Percentage of parents with a positive CAGE score and who drank in the past year or who had any illicit drug use in 2 years prior to baseline interview Parent/caregiver report

Not applicable

Any illicit drug use

Percentage of parents who engaged in illicit drug use, defined as a report of any illegal drug use in the past 2 years Parent/caregiver report

Not applicable

Problem alcohol use

Percentage of parents with problem alcohol use, defined as a report of alcohol use in the year prior to pregnancy and a CAGE score greater than or equal to 2 Parent/caregiver report

Not reported by author

Positive parenting practices
Outcome measure Description of measure Data collection method Properties of measure

Mother relinquished role

Percentage of families in which the child lived separately from the mother for one month or more. Research staff determined whether separation cases were a relinquishment of parenting responsibilities, or a necessary separation to meet professional or family responsibilities. Parent/caregiver report and review of records

Not applicable

NCAST: Poor caregiver interaction

The NCAST assesses the quality of teaching interaction between caregivers and young children. The researchers define poor caregiver interaction as a composite NCAST caregiver score below or equal to 35. Observation

Not reported by author

AAPI: Attitudes toward corporal punishment  AAPI: Total score

The AAPI assesses parenting and childrearing attitudes. The researchers examined both the AAPI total score and a subscale of the Discipline Questionnaire that measured attitudes about the effectiveness of physical punishment. Parent/caregiver report

Not reported by author

HOME: Poor-quality HOME environment (HOME score = 33)

The HOME assesses parenting practices and aspects of the home environment. The researchers defined poor-quality home environment as a HOME total score below or equal to 33. Parent/caregiver interview and observational assessment

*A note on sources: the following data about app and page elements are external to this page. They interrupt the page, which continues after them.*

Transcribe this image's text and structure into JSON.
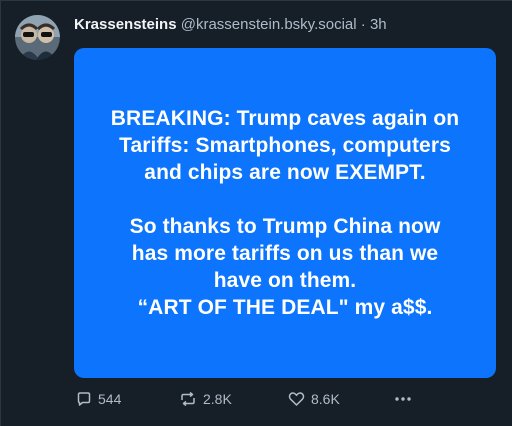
{
  "post": {
    "author": {
      "display_name": "Krassensteins",
      "handle": "@krassenstein.bsky.social",
      "separator": "·",
      "time": "3h",
      "avatar_icon": "twin-portrait-avatar"
    },
    "image": {
      "background": "#0d74fd",
      "lines": [
        "BREAKING: Trump caves again on",
        "Tariffs: Smartphones, computers",
        "and chips are now EXEMPT.",
        "So thanks to Trump China now",
        "has more tariffs on us than we",
        "have on them.",
        "“ART OF THE DEAL\" my a$$."
      ]
    },
    "actions": {
      "reply": {
        "icon": "reply-bubble-icon",
        "count": "544"
      },
      "repost": {
        "icon": "repost-icon",
        "count": "2.8K"
      },
      "like": {
        "icon": "heart-icon",
        "count": "8.6K"
      },
      "more": {
        "icon": "more-dots-icon"
      }
    }
  }
}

Not reported by author

Reductions in child maltreatment
Outcome measure Description of measure Data collection method Properties of measure

Conflict Tactics Scale-Parent Child (CTS-PC):

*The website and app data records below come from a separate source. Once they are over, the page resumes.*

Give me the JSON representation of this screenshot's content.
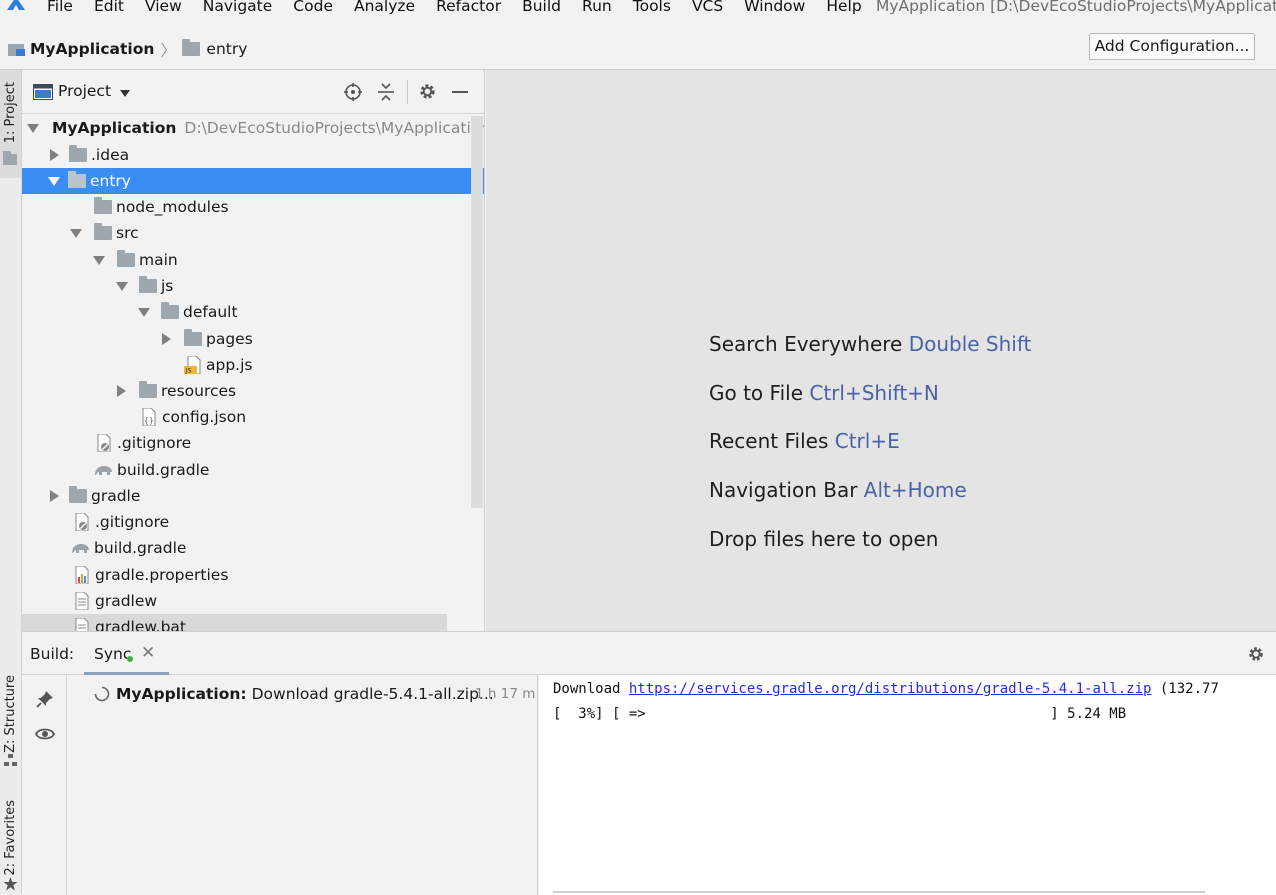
{
  "menubar": {
    "items": [
      "File",
      "Edit",
      "View",
      "Navigate",
      "Code",
      "Analyze",
      "Refactor",
      "Build",
      "Run",
      "Tools",
      "VCS",
      "Window",
      "Help"
    ],
    "window_title": "MyApplication [D:\\DevEcoStudioProjects\\MyApplicatic"
  },
  "navbar": {
    "project": "MyApplication",
    "module": "entry",
    "add_config": "Add Configuration..."
  },
  "left_strip": {
    "project_tab": "1: Project",
    "structure_tab": "Z: Structure",
    "favorites_tab": "2: Favorites"
  },
  "project_panel": {
    "view_selector": "Project",
    "root_name": "MyApplication",
    "root_path": "D:\\DevEcoStudioProjects\\MyApplication",
    "items": [
      {
        "label": ".idea"
      },
      {
        "label": "entry"
      },
      {
        "label": "node_modules"
      },
      {
        "label": "src"
      },
      {
        "label": "main"
      },
      {
        "label": "js"
      },
      {
        "label": "default"
      },
      {
        "label": "pages"
      },
      {
        "label": "app.js"
      },
      {
        "label": "resources"
      },
      {
        "label": "config.json"
      },
      {
        "label": ".gitignore"
      },
      {
        "label": "build.gradle"
      },
      {
        "label": "gradle"
      },
      {
        "label": ".gitignore"
      },
      {
        "label": "build.gradle"
      },
      {
        "label": "gradle.properties"
      },
      {
        "label": "gradlew"
      },
      {
        "label": "gradlew.bat"
      }
    ]
  },
  "editor_hints": [
    {
      "text": "Search Everywhere",
      "key": "Double Shift"
    },
    {
      "text": "Go to File",
      "key": "Ctrl+Shift+N"
    },
    {
      "text": "Recent Files",
      "key": "Ctrl+E"
    },
    {
      "text": "Navigation Bar",
      "key": "Alt+Home"
    },
    {
      "text": "Drop files here to open",
      "key": ""
    }
  ],
  "build_panel": {
    "label": "Build:",
    "tab": "Sync",
    "task_name": "MyApplication:",
    "task_desc": "Download gradle-5.4.1-all.zip...",
    "task_time": "1 h 17 m",
    "console_prefix": "Download ",
    "console_url": "https://services.gradle.org/distributions/gradle-5.4.1-all.zip",
    "console_suffix": " (132.77",
    "progress_line": "[  3%] [ =>                                                ] 5.24 MB"
  },
  "colors": {
    "selection": "#3a8ef2",
    "link": "#1a33d6",
    "shortcut": "#4a63a8"
  }
}
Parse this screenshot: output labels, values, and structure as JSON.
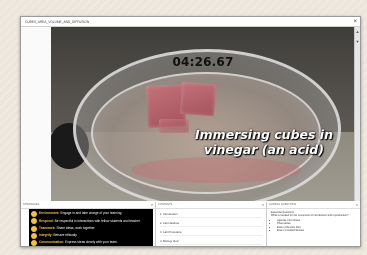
{
  "window": {
    "title": "CUBES_AREA_VOLUME_AND_DIFFUSION",
    "close_label": "×"
  },
  "video": {
    "timer": "04:26.67",
    "caption_line1": "Immersing cubes in",
    "caption_line2": "vinegar (an acid)"
  },
  "rail": {
    "up_arrow": "▲",
    "down_arrow": "▼"
  },
  "panels": {
    "strategies": {
      "header": "STRATEGIES",
      "items": [
        {
          "name": "Environment:",
          "text": "Engage in and take charge of your learning."
        },
        {
          "name": "Respond:",
          "text": "Be respectful in interactions with fellow students and teacher."
        },
        {
          "name": "Teamwork:",
          "text": "Share ideas, work together."
        },
        {
          "name": "Integrity:",
          "text": "Behave ethically."
        },
        {
          "name": "Communication:",
          "text": "Express ideas clearly with your team."
        }
      ]
    },
    "contents": {
      "header": "CONTENTS",
      "items": [
        "1. Introduction",
        "2. Lab Handout",
        "3. Lab Procedure",
        "4. Biology Quiz"
      ]
    },
    "questions": {
      "header": "GUIDING QUESTIONS",
      "title": "Essential Questions",
      "lead": "What is needed for the movement of cell division and reproduction?",
      "bullets": [
        "Agenda: Intro Notes",
        "Pharmacies",
        "Exam 2 Review Part",
        "Exam 4 Guided Review"
      ]
    }
  },
  "colors": {
    "accent_yellow": "#f3c23a",
    "caption_text": "#ffffff",
    "panel_bg": "#000000"
  }
}
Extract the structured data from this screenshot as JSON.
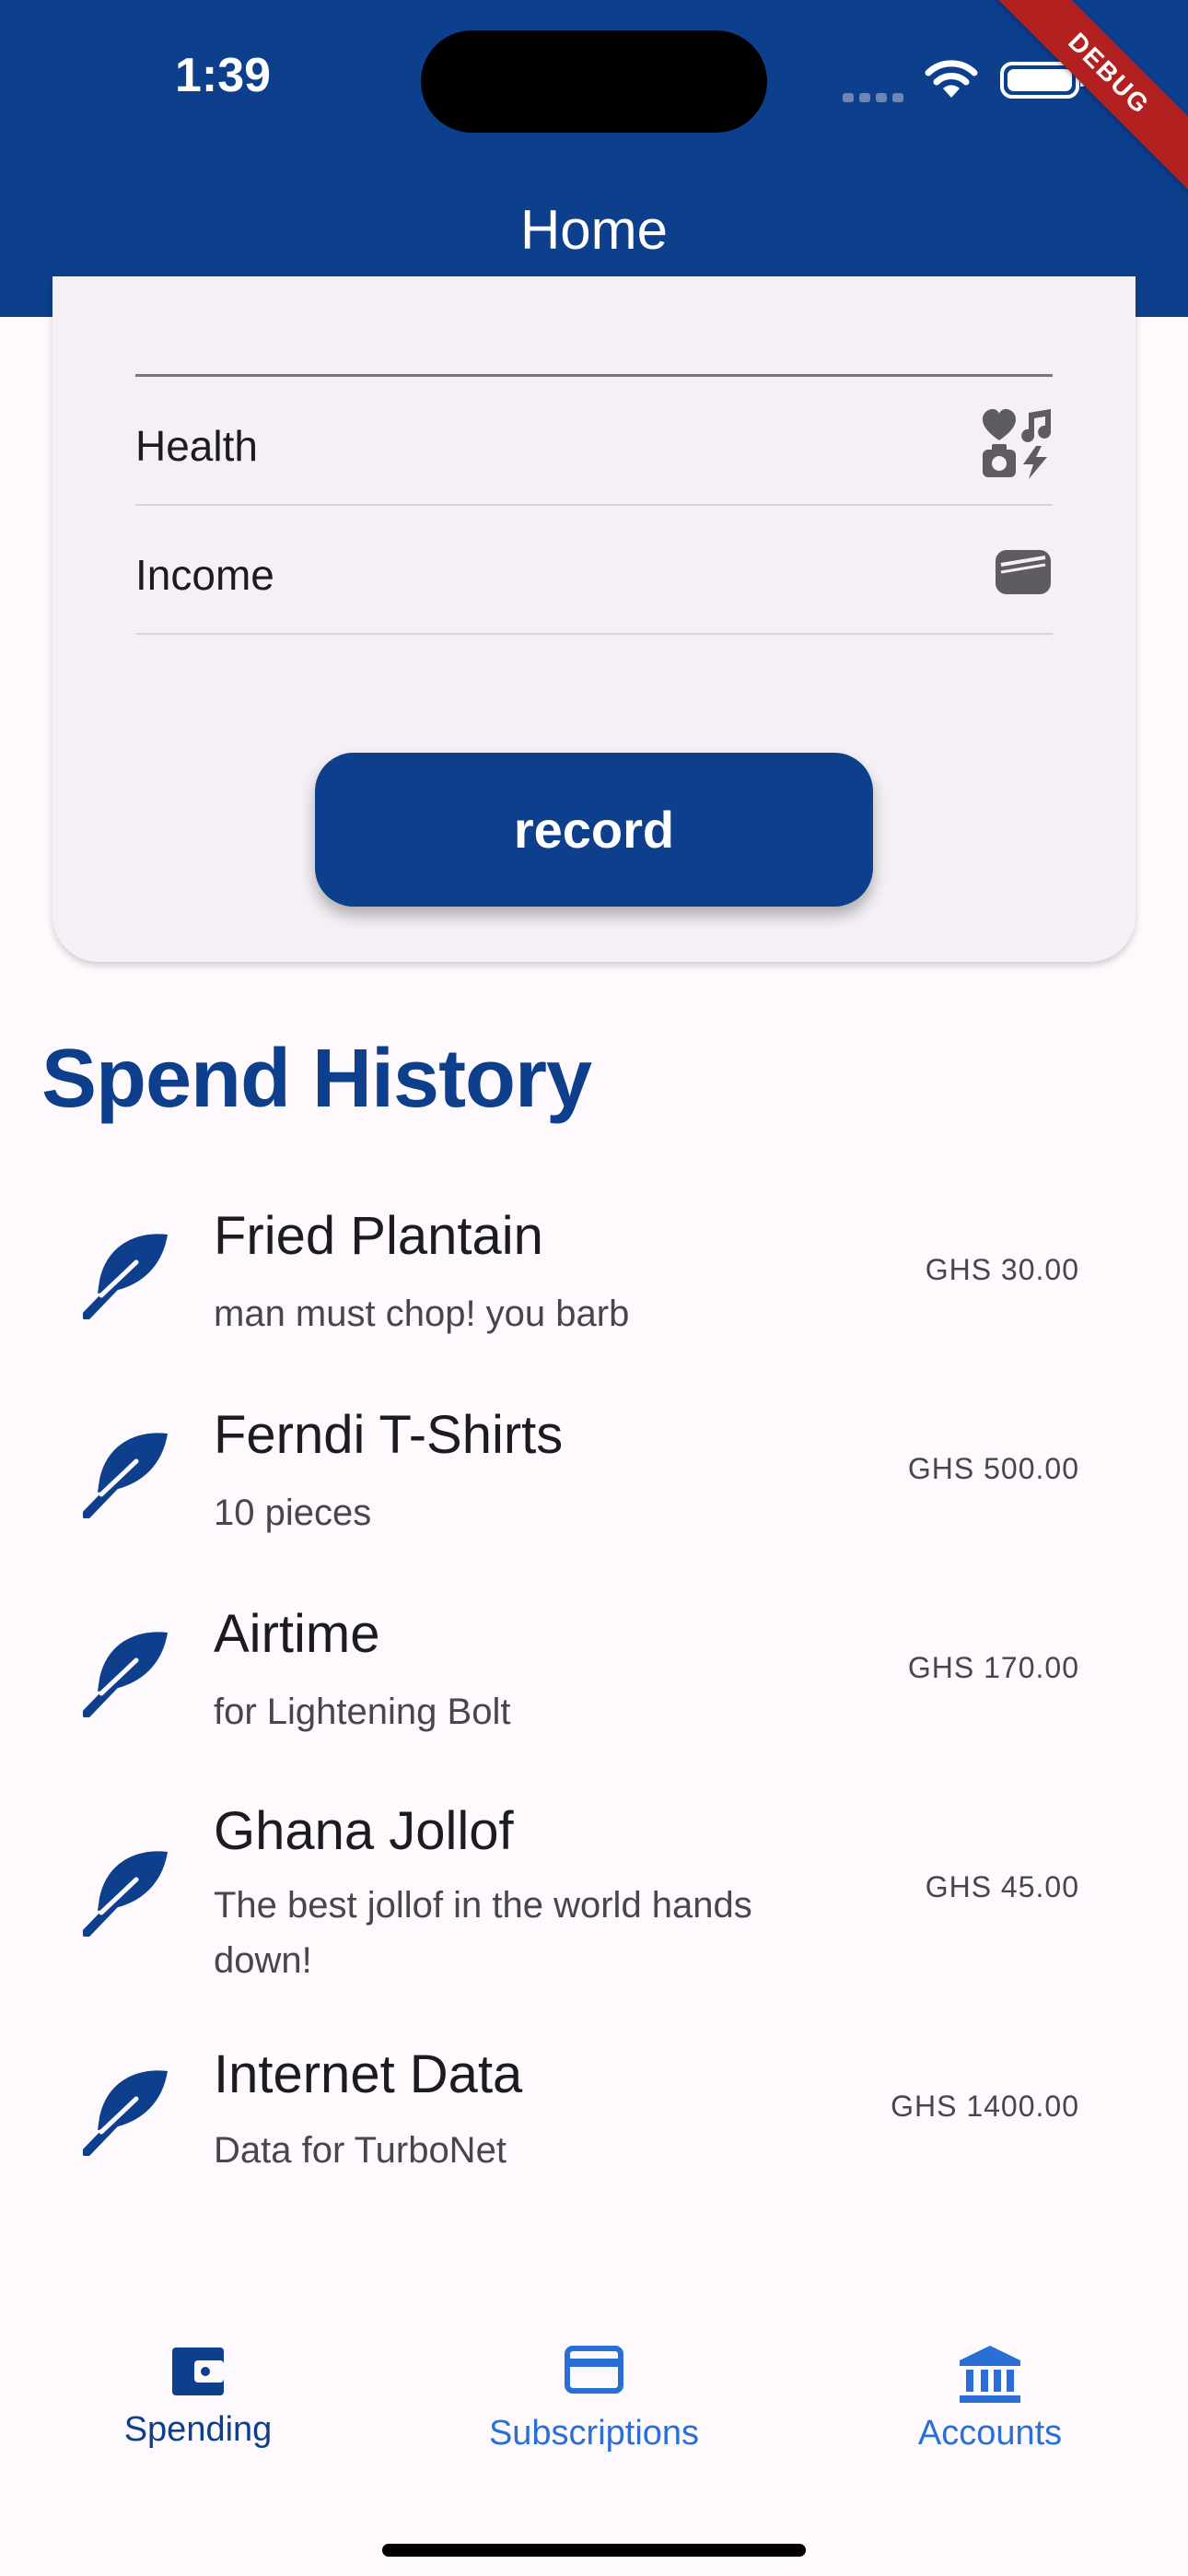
{
  "status_bar": {
    "time": "1:39",
    "debug_label": "DEBUG"
  },
  "app_bar": {
    "title": "Home"
  },
  "category_menu": {
    "items": [
      {
        "label": "Health",
        "icon": "emoji-symbols-icon"
      },
      {
        "label": "Income",
        "icon": "wallet-icon"
      }
    ]
  },
  "form": {
    "record_label": "record"
  },
  "history": {
    "title": "Spend History",
    "items": [
      {
        "title": "Fried Plantain",
        "subtitle": "man must chop! you barb",
        "amount": "GHS 30.00"
      },
      {
        "title": "Ferndi T-Shirts",
        "subtitle": "10 pieces",
        "amount": "GHS 500.00"
      },
      {
        "title": "Airtime",
        "subtitle": "for Lightening Bolt",
        "amount": "GHS 170.00"
      },
      {
        "title": "Ghana Jollof",
        "subtitle": "The best jollof in the world hands down!",
        "amount": "GHS 45.00"
      },
      {
        "title": "Internet Data",
        "subtitle": "Data for TurboNet",
        "amount": "GHS 1400.00"
      }
    ]
  },
  "bottom_nav": {
    "items": [
      {
        "label": "Spending",
        "active": true
      },
      {
        "label": "Subscriptions",
        "active": false
      },
      {
        "label": "Accounts",
        "active": false
      }
    ]
  },
  "colors": {
    "primary": "#0d3f8c",
    "nav_inactive": "#2a6fd6",
    "debug": "#b3201f"
  }
}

  • Psychological aggression
  • Mild physical assault
  • Severe assault
  • Traditional neglect
  • Common corporal punishment
  • Threat to esteem
  • Hit with object
  • Extreme physical punishment
  • Revised neglect
  • Corporal/verbal punishment
The CTS-PC assesses neglectful, psychologically aggressive, and abusive parenting behaviors and acts. The assessment is divided into six subscales: (1) nonviolent discipline, (2) psychological aggression, (3) minor physical assault, (4) severe physical assault, (5) very severe physical assault, and (6) neglect. The researchers conducted factor analysis to determine whether a different set of subscales may be more applicable to the sample. This process produced five revised subscales: (1) common corporal and verbal punishment, (2) assault on child’s self-esteem, (3) hitting with an object, (4) extreme physical violence, and (5) neglect. They assessed program impact for both the traditional and revised subscales. The researchers examined both the prevalence and frequency of these behaviors. Parent/caregiver report

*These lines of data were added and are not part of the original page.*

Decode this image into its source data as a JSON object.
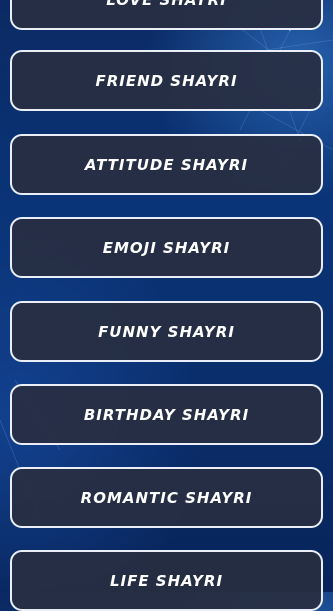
{
  "menu": {
    "items": [
      {
        "label": "LOVE SHAYRI"
      },
      {
        "label": "FRIEND SHAYRI"
      },
      {
        "label": "ATTITUDE SHAYRI"
      },
      {
        "label": "EMOJI SHAYRI"
      },
      {
        "label": "FUNNY SHAYRI"
      },
      {
        "label": "BIRTHDAY SHAYRI"
      },
      {
        "label": "ROMANTIC SHAYRI"
      },
      {
        "label": "LIFE SHAYRI"
      }
    ]
  },
  "colors": {
    "background": "#0a3478",
    "button_fill": "#282e42",
    "button_border": "#e9eef7",
    "text": "#ffffff"
  }
}
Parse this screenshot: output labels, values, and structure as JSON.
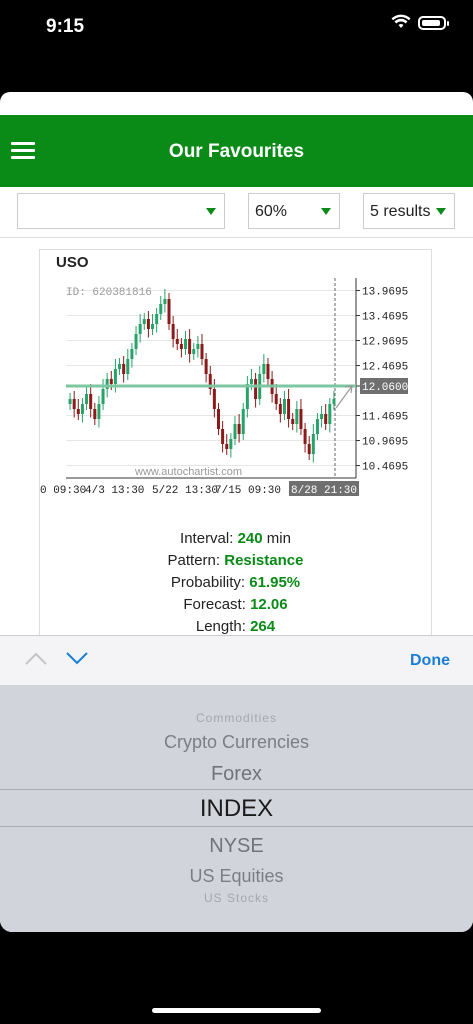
{
  "status_bar": {
    "time": "9:15"
  },
  "header": {
    "title": "Our Favourites"
  },
  "filters": {
    "category_value": "",
    "probability_value": "60%",
    "results_value": "5 results"
  },
  "card": {
    "symbol": "USO",
    "chart_id": "ID: 620381816",
    "watermark": "www.autochartist.com",
    "info": {
      "interval_label": "Interval:",
      "interval_value": "240",
      "interval_unit": "min",
      "pattern_label": "Pattern:",
      "pattern_value": "Resistance",
      "probability_label": "Probability:",
      "probability_value": "61.95%",
      "forecast_label": "Forecast:",
      "forecast_value": "12.06",
      "length_label": "Length:",
      "length_value": "264"
    }
  },
  "chart_data": {
    "type": "candlestick",
    "y_ticks": [
      "13.9695",
      "13.4695",
      "12.9695",
      "12.4695",
      "12.0600",
      "11.4695",
      "10.9695",
      "10.4695"
    ],
    "x_ticks": [
      "0 09:30",
      "4/3 13:30",
      "5/22 13:30",
      "7/15 09:30",
      "8/28 21:30"
    ],
    "resistance_level": 12.06,
    "ylim": [
      10.3,
      14.1
    ],
    "close_series": [
      11.8,
      11.6,
      11.5,
      11.7,
      11.9,
      11.6,
      11.4,
      11.7,
      12.0,
      12.2,
      12.1,
      12.4,
      12.5,
      12.3,
      12.6,
      12.8,
      13.1,
      13.3,
      13.4,
      13.2,
      13.3,
      13.5,
      13.7,
      13.8,
      13.3,
      13.0,
      12.9,
      12.8,
      13.0,
      12.7,
      12.8,
      12.9,
      12.6,
      12.3,
      12.0,
      11.6,
      11.2,
      10.9,
      10.8,
      11.0,
      11.3,
      11.1,
      11.6,
      12.1,
      12.2,
      11.8,
      12.3,
      12.5,
      12.2,
      11.9,
      11.7,
      11.5,
      11.8,
      11.4,
      11.3,
      11.6,
      11.2,
      10.9,
      10.7,
      11.1,
      11.4,
      11.5,
      11.3,
      11.7,
      11.8
    ]
  },
  "toolbar": {
    "done_label": "Done"
  },
  "picker": {
    "options": [
      "Commodities",
      "Crypto Currencies",
      "Forex",
      "INDEX",
      "NYSE",
      "US Equities",
      "US Stocks"
    ],
    "selected": "INDEX"
  },
  "colors": {
    "brand": "#0a8a16",
    "bull": "#27a36a",
    "bear": "#8b1a1a",
    "resistance": "#7cc6a2",
    "link": "#1a7ed6"
  }
}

Not reported by author

Substantiated CPS reports, all types

Percentage of families who had a substantiated report across all child abuse or neglect classifications Review of CPS records

Not applicable

Substantiated CPS reports, neglect

Percentage of families who had a substantiated report for child neglect Review of CPS records

Not applicable